Next Wednesday is “All Saints Day.” It comes around every November 1. Halloween gets all the press but in the liturgical calendar it is totally eclipsed by a day set aside to remember saints; holy people, extraordinary people. All the regular saints are mentioned; Augustine, Aquinas, Peter, Paul. We even have a new one in
What does is mean to be a Christian? This question has many answers. We believe certain doctrines. We go to church on certain days. We perform certain rituals. If we only pay attention to outward rituals there are a lot of Christians in the world. But what if it means more?
Does it mean that we are “marked” people? It meant this for the early Christians in the book of Acts. They were singled out for abuse and persecution. Does it mean we are “called” people? It meant this for Abraham, Jacob, and Moses. Does it mean we are crazy people? If we behave in odd ways, take odd directions and insist we are following God we can look nuts. Think of Shadrach, Meshach and Abednego: burn us but we will not relent.
In The Plague, by Albert Camus, Tarrou has a conversation with Dr Rieux. He says that the only problem he is up against is how to be a “saint.” Rieux is incredulous. He points out that Tarrou is an atheist. Tarrou concedes this makes the point difficult. But it is the only concrete problem he is concerned with. “How can one be a saint?”

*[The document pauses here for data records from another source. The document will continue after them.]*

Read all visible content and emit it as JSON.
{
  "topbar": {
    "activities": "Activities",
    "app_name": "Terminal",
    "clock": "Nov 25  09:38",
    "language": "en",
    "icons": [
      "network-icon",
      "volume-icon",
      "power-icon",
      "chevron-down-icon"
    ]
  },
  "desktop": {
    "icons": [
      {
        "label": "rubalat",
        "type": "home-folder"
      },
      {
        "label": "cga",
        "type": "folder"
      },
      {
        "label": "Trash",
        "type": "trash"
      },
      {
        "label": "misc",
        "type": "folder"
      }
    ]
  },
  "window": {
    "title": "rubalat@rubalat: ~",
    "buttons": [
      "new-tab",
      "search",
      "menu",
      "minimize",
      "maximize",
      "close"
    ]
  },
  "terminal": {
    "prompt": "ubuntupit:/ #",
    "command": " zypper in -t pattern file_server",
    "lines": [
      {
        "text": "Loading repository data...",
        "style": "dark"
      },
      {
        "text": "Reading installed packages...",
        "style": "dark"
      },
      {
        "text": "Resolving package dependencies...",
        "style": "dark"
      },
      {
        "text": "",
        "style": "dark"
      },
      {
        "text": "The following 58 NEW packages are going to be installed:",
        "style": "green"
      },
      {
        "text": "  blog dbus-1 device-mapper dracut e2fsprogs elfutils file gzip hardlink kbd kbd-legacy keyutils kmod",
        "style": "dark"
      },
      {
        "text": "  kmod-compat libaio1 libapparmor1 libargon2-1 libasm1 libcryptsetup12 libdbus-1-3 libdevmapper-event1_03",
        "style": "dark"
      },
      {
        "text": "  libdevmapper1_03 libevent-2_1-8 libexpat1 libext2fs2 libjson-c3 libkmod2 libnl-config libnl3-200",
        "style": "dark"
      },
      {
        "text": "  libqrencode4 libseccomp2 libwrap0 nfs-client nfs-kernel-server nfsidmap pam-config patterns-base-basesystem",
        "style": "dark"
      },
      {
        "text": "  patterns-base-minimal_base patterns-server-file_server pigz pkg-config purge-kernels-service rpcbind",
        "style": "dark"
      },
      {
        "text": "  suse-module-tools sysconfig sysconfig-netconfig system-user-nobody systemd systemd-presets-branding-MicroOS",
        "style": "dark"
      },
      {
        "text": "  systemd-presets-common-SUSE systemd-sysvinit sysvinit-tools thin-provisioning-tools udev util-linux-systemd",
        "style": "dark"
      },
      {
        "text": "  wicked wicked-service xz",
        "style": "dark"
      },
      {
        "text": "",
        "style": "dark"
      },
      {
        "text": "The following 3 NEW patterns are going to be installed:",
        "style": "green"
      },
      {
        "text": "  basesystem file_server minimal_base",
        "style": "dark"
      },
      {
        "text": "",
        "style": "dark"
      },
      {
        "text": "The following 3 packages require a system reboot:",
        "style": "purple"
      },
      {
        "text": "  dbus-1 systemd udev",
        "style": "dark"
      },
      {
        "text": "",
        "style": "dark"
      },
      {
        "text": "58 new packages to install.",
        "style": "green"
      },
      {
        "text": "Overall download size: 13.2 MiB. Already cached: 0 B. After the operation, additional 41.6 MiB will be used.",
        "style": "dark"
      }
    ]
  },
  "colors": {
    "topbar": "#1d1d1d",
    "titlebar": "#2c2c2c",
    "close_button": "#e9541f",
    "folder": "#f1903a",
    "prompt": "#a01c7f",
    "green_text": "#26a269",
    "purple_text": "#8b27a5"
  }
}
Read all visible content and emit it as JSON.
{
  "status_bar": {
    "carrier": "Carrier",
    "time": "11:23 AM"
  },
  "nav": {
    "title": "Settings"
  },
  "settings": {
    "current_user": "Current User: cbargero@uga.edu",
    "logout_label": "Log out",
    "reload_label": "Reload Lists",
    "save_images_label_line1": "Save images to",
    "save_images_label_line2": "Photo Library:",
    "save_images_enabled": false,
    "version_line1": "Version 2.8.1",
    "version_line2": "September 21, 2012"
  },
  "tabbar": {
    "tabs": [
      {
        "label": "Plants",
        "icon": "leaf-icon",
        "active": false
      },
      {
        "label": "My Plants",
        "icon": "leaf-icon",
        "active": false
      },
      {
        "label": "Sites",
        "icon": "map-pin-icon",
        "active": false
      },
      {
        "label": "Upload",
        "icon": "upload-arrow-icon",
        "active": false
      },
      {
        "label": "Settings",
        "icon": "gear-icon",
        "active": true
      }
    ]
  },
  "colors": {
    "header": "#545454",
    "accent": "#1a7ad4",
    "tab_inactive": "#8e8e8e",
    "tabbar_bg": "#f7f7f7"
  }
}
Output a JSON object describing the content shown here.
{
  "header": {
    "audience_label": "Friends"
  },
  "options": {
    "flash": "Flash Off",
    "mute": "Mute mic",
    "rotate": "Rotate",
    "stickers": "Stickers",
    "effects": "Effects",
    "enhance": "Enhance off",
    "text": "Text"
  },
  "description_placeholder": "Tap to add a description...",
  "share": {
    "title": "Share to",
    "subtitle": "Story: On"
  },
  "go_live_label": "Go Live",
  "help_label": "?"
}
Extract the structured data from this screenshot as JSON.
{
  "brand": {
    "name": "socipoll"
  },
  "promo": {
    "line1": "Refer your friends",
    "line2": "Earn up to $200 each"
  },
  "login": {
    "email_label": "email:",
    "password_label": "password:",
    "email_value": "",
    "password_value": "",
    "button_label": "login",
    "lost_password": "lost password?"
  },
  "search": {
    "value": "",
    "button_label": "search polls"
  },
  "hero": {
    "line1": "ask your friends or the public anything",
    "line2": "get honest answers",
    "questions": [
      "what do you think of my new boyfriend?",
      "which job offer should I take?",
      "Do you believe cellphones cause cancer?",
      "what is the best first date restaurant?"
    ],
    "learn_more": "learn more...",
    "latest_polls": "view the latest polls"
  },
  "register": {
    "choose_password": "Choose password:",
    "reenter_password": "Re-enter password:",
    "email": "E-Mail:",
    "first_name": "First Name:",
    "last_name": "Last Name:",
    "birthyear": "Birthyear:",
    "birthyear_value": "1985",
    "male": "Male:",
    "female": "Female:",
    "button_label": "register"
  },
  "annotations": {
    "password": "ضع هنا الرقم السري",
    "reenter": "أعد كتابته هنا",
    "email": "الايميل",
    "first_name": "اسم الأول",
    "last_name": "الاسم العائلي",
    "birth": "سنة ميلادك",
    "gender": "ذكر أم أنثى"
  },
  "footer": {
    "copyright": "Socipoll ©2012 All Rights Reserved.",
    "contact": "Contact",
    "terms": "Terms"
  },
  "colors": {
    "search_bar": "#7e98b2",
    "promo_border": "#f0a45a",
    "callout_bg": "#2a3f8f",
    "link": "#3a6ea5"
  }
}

If we are Christians we do not have Tarrou’s problem but we share his calling. Being a Christian means we are “saints.” It does not mean we are perfect. It does not mean we are spiritually or morally superior. It does not mean we have supernatural abilities. It does not mean we are crazy. It simply means that we are committed to a way of living that shows the character of Christ. It means our behavior is guided and sustained by God. It means we are His people. In the New Testament the most common word for Christians is “saints.”
So this Wednesday is our day. We are called, we are set apart, and we are peculiar. We are odd. We may be crazy. We are saints.